| Task requirements |
Whenever a line of the entries below holds the string "Stack", copy that line and return it.

--------------------------------------------------

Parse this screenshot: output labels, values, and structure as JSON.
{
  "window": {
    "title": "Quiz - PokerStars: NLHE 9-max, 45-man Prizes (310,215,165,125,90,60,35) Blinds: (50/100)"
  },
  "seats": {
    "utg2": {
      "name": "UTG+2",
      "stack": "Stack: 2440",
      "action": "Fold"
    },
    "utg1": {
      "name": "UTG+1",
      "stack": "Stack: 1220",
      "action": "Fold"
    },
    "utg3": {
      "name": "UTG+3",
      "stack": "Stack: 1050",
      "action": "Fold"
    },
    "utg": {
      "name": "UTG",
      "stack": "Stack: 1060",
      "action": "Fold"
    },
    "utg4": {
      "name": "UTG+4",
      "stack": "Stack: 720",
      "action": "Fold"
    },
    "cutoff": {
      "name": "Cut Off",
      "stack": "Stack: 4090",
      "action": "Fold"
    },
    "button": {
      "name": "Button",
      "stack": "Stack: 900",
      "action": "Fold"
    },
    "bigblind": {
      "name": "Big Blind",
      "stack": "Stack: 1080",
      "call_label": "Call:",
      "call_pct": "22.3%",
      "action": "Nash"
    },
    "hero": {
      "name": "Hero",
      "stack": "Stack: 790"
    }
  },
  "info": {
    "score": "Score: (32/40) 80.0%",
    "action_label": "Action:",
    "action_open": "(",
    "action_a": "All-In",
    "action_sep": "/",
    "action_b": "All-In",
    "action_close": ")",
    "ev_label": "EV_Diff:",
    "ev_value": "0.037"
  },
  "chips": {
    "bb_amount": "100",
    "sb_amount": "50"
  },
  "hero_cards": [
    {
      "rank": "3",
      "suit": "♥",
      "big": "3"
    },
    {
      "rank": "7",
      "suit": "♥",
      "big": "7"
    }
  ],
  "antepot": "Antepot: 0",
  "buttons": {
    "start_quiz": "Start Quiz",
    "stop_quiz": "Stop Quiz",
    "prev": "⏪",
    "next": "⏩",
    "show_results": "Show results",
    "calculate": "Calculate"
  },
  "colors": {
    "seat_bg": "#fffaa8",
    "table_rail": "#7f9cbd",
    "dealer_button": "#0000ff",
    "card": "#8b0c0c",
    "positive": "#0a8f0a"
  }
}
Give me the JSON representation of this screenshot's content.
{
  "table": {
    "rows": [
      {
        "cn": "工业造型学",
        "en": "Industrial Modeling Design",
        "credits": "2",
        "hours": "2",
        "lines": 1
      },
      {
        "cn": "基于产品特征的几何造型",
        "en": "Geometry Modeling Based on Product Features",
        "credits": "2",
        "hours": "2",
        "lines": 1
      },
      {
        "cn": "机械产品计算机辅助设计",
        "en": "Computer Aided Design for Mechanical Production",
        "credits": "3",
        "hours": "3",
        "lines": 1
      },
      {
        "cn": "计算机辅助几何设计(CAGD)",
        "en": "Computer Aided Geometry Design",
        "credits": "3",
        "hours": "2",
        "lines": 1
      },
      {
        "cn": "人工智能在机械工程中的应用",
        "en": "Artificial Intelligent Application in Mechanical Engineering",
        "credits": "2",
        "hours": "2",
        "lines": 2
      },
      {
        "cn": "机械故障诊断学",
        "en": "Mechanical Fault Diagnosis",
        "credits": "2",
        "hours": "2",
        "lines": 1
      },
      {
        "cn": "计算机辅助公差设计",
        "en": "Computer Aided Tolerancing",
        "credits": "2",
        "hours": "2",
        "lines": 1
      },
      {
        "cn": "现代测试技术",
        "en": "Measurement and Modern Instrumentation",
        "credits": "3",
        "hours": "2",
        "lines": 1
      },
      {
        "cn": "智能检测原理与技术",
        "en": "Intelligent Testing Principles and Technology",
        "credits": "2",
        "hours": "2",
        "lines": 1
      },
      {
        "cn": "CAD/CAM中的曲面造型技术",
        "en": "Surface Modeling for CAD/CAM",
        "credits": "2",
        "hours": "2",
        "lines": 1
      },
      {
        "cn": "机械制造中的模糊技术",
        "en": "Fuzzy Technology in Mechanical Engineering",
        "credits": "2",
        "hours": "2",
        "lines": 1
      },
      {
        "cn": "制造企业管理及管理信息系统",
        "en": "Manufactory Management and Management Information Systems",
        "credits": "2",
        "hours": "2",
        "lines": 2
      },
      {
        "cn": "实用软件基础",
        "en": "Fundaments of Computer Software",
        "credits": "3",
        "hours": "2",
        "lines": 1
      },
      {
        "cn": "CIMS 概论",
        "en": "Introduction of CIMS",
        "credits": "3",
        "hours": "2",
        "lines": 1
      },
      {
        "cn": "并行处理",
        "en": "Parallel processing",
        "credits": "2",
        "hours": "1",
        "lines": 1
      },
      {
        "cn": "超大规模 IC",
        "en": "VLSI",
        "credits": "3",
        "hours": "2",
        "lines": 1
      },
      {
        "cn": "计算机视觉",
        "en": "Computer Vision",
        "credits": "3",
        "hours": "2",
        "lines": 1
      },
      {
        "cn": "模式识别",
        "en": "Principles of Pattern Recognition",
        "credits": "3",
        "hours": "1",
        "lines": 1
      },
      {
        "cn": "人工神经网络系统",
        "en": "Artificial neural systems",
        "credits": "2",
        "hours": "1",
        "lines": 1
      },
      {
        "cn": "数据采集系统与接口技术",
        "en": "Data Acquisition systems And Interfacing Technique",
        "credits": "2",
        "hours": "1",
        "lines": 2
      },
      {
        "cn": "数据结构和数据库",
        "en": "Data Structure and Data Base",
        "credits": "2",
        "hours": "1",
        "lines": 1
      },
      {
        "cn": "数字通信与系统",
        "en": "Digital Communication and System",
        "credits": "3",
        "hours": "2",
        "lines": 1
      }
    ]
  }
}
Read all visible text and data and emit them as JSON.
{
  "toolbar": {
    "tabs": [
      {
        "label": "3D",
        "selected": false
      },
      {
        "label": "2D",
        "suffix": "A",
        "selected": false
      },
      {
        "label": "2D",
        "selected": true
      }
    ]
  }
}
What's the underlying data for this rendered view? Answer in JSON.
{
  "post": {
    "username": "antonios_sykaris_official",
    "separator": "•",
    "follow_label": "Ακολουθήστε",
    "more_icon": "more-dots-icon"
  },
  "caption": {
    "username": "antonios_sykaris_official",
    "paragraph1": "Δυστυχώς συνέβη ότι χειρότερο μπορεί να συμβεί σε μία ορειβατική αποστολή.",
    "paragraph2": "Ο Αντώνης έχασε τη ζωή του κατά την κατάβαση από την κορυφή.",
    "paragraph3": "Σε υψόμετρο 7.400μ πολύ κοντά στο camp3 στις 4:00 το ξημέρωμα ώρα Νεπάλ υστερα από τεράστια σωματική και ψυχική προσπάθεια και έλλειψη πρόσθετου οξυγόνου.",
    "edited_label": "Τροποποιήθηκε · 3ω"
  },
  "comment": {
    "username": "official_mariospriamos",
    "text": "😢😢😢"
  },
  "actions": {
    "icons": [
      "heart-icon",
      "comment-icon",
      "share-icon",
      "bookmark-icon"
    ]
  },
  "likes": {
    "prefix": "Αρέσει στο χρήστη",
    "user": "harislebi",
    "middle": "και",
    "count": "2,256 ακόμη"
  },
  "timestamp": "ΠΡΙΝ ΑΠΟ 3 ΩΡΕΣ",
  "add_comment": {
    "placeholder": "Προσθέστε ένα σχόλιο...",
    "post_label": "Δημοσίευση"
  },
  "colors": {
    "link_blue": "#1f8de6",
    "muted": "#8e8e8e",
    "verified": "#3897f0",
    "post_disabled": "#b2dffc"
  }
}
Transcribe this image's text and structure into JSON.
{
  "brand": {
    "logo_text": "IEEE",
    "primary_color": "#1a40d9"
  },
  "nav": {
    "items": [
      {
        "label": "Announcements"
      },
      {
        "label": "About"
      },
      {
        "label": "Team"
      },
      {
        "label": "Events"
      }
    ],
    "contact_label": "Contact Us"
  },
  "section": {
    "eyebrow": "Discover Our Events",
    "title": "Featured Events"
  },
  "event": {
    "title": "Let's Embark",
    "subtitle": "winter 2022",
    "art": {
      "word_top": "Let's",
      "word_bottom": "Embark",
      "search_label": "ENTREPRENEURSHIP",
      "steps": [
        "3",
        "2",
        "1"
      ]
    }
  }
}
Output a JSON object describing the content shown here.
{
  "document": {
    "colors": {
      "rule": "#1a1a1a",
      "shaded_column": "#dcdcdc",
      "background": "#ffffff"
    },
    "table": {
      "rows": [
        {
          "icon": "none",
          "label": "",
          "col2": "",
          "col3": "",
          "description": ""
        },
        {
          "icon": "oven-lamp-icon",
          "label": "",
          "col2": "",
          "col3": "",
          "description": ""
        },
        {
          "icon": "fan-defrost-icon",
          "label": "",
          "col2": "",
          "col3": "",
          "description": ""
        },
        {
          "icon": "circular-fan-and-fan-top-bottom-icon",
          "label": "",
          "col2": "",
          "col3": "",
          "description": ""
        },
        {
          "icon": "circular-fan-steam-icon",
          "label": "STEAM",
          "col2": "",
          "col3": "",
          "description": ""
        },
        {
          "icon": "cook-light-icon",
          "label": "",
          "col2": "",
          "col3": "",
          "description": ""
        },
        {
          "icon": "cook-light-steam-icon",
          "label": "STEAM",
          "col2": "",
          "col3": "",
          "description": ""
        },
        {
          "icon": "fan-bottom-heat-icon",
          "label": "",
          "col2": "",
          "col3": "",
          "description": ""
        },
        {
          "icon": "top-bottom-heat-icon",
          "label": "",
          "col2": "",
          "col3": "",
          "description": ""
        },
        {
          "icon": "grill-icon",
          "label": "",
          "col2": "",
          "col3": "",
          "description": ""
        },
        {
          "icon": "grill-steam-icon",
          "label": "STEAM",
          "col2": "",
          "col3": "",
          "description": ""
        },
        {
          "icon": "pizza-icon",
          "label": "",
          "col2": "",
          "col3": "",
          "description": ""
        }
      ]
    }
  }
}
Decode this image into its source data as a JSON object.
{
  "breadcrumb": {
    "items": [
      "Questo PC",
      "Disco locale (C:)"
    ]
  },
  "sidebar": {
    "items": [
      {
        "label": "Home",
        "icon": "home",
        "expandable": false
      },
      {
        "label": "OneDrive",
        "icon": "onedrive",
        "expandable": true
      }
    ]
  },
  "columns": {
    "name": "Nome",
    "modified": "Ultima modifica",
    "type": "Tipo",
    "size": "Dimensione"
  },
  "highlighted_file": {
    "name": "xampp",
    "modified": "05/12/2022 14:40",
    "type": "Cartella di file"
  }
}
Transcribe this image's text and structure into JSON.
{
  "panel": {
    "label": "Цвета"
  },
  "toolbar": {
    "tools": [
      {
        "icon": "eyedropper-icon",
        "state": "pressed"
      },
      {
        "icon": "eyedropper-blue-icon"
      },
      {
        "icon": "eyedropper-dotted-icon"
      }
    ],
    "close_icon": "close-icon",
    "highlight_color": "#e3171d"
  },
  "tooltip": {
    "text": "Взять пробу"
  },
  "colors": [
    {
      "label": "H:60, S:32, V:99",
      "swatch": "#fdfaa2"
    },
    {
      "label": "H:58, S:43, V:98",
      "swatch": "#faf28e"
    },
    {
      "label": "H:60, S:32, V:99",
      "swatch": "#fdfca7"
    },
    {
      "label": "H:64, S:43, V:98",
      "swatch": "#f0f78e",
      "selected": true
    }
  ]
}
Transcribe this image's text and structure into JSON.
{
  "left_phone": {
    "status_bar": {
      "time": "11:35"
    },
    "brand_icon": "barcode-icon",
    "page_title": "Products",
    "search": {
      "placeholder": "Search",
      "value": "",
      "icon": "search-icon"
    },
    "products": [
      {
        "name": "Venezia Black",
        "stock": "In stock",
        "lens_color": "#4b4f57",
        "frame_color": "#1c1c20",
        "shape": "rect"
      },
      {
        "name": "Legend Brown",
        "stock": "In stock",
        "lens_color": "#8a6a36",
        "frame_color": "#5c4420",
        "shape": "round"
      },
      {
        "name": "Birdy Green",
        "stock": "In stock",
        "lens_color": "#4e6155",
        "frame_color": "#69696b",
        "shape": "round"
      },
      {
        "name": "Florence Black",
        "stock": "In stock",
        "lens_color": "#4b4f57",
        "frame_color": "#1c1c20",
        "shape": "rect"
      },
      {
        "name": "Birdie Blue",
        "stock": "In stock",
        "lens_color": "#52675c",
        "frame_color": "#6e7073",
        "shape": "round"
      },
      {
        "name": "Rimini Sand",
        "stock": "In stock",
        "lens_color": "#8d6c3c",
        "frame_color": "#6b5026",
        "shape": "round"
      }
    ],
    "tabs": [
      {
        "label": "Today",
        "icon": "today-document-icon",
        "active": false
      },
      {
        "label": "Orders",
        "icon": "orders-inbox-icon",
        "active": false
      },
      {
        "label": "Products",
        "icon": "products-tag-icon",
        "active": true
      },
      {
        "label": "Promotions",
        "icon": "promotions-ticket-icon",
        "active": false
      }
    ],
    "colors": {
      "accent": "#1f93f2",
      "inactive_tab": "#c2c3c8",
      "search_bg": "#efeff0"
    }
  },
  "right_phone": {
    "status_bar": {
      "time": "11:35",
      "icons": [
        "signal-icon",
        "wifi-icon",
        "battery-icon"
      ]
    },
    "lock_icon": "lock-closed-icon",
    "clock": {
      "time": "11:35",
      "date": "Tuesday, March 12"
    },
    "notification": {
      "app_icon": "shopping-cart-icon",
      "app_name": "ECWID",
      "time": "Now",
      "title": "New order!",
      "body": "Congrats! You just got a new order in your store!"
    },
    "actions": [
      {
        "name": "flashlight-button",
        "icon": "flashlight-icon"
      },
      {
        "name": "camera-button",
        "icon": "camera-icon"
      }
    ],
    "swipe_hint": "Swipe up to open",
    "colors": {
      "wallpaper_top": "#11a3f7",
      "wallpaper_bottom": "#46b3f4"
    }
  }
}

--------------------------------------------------

| Finished task |
      "stack": "Stack: 2440",
      "stack": "Stack: 1220",
      "stack": "Stack: 1050",
      "stack": "Stack: 1060",
      "stack": "Stack: 720",
      "stack": "Stack: 4090",
      "stack": "Stack: 900",
      "stack": "Stack: 1080",
      "stack": "Stack: 790"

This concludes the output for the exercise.